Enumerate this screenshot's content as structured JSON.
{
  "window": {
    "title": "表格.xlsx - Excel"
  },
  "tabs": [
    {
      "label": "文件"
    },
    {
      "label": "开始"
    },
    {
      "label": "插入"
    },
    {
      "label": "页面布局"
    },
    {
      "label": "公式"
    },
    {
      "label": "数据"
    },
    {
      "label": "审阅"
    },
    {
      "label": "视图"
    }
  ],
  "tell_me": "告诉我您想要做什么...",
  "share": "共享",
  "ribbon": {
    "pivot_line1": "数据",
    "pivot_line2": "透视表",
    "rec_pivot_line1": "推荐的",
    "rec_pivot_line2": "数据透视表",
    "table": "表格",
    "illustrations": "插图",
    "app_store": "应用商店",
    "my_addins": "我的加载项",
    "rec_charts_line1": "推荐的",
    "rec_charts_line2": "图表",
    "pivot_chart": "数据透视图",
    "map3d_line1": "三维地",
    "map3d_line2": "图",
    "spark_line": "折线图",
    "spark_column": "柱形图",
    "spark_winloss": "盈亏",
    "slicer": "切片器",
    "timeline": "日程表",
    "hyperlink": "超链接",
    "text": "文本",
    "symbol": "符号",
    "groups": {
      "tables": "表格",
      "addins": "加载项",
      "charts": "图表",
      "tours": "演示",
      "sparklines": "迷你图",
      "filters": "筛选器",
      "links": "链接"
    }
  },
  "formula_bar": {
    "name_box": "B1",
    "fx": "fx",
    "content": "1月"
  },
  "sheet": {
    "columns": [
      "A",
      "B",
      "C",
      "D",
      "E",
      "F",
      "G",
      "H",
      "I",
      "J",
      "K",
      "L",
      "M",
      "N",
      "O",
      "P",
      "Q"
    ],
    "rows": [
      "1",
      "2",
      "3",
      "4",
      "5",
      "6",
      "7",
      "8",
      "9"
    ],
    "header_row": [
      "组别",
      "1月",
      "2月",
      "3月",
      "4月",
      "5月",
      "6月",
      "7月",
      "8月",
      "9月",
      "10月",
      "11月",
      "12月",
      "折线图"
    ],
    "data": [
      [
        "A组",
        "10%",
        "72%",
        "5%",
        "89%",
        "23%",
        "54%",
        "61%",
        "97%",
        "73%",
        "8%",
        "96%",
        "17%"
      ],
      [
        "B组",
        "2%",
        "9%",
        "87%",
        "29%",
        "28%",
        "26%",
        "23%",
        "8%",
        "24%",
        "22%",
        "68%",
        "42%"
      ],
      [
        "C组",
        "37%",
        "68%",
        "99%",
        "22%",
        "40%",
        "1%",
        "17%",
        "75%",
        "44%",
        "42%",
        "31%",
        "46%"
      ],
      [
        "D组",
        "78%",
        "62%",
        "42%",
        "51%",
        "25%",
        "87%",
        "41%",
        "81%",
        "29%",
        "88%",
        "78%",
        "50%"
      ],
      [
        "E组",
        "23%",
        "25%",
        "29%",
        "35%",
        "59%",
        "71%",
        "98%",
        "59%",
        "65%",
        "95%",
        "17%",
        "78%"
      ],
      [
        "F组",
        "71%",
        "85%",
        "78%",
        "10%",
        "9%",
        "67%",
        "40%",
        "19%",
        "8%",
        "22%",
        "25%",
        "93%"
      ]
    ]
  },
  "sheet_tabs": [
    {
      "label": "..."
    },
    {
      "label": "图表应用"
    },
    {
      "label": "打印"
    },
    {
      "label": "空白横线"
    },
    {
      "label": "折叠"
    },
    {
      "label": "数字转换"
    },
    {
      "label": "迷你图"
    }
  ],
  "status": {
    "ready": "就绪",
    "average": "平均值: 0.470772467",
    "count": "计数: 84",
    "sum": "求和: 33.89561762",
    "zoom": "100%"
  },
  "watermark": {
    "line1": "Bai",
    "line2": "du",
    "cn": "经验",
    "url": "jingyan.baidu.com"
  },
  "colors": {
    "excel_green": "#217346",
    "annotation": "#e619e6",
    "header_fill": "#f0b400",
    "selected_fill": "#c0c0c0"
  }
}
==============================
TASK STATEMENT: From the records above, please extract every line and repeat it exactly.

YOUR SOLUTION:
Enumerate this screenshot's content as structured JSON.
{
  "window": {
    "title": "表格.xlsx - Excel"
  },
  "tabs": [
    {
      "label": "文件"
    },
    {
      "label": "开始"
    },
    {
      "label": "插入"
    },
    {
      "label": "页面布局"
    },
    {
      "label": "公式"
    },
    {
      "label": "数据"
    },
    {
      "label": "审阅"
    },
    {
      "label": "视图"
    }
  ],
  "tell_me": "告诉我您想要做什么...",
  "share": "共享",
  "ribbon": {
    "pivot_line1": "数据",
    "pivot_line2": "透视表",
    "rec_pivot_line1": "推荐的",
    "rec_pivot_line2": "数据透视表",
    "table": "表格",
    "illustrations": "插图",
    "app_store": "应用商店",
    "my_addins": "我的加载项",
    "rec_charts_line1": "推荐的",
    "rec_charts_line2": "图表",
    "pivot_chart": "数据透视图",
    "map3d_line1": "三维地",
    "map3d_line2": "图",
    "spark_line": "折线图",
    "spark_column": "柱形图",
    "spark_winloss": "盈亏",
    "slicer": "切片器",
    "timeline": "日程表",
    "hyperlink": "超链接",
    "text": "文本",
    "symbol": "符号",
    "groups": {
      "tables": "表格",
      "addins": "加载项",
      "charts": "图表",
      "tours": "演示",
      "sparklines": "迷你图",
      "filters": "筛选器",
      "links": "链接"
    }
  },
  "formula_bar": {
    "name_box": "B1",
    "fx": "fx",
    "content": "1月"
  },
  "sheet": {
    "columns": [
      "A",
      "B",
      "C",
      "D",
      "E",
      "F",
      "G",
      "H",
      "I",
      "J",
      "K",
      "L",
      "M",
      "N",
      "O",
      "P",
      "Q"
    ],
    "rows": [
      "1",
      "2",
      "3",
      "4",
      "5",
      "6",
      "7",
      "8",
      "9"
    ],
    "header_row": [
      "组别",
      "1月",
      "2月",
      "3月",
      "4月",
      "5月",
      "6月",
      "7月",
      "8月",
      "9月",
      "10月",
      "11月",
      "12月",
      "折线图"
    ],
    "data": [
      [
        "A组",
        "10%",
        "72%",
        "5%",
        "89%",
        "23%",
        "54%",
        "61%",
        "97%",
        "73%",
        "8%",
        "96%",
        "17%"
      ],
      [
        "B组",
        "2%",
        "9%",
        "87%",
        "29%",
        "28%",
        "26%",
        "23%",
        "8%",
        "24%",
        "22%",
        "68%",
        "42%"
      ],
      [
        "C组",
        "37%",
        "68%",
        "99%",
        "22%",
        "40%",
        "1%",
        "17%",
        "75%",
        "44%",
        "42%",
        "31%",
        "46%"
      ],
      [
        "D组",
        "78%",
        "62%",
        "42%",
        "51%",
        "25%",
        "87%",
        "41%",
        "81%",
        "29%",
        "88%",
        "78%",
        "50%"
      ],
      [
        "E组",
        "23%",
        "25%",
        "29%",
        "35%",
        "59%",
        "71%",
        "98%",
        "59%",
        "65%",
        "95%",
        "17%",
        "78%"
      ],
      [
        "F组",
        "71%",
        "85%",
        "78%",
        "10%",
        "9%",
        "67%",
        "40%",
        "19%",
        "8%",
        "22%",
        "25%",
        "93%"
      ]
    ]
  },
  "sheet_tabs": [
    {
      "label": "..."
    },
    {
      "label": "图表应用"
    },
    {
      "label": "打印"
    },
    {
      "label": "空白横线"
    },
    {
      "label": "折叠"
    },
    {
      "label": "数字转换"
    },
    {
      "label": "迷你图"
    }
  ],
  "status": {
    "ready": "就绪",
    "average": "平均值: 0.470772467",
    "count": "计数: 84",
    "sum": "求和: 33.89561762",
    "zoom": "100%"
  },
  "watermark": {
    "line1": "Bai",
    "line2": "du",
    "cn": "经验",
    "url": "jingyan.baidu.com"
  },
  "colors": {
    "excel_green": "#217346",
    "annotation": "#e619e6",
    "header_fill": "#f0b400",
    "selected_fill": "#c0c0c0"
  }
}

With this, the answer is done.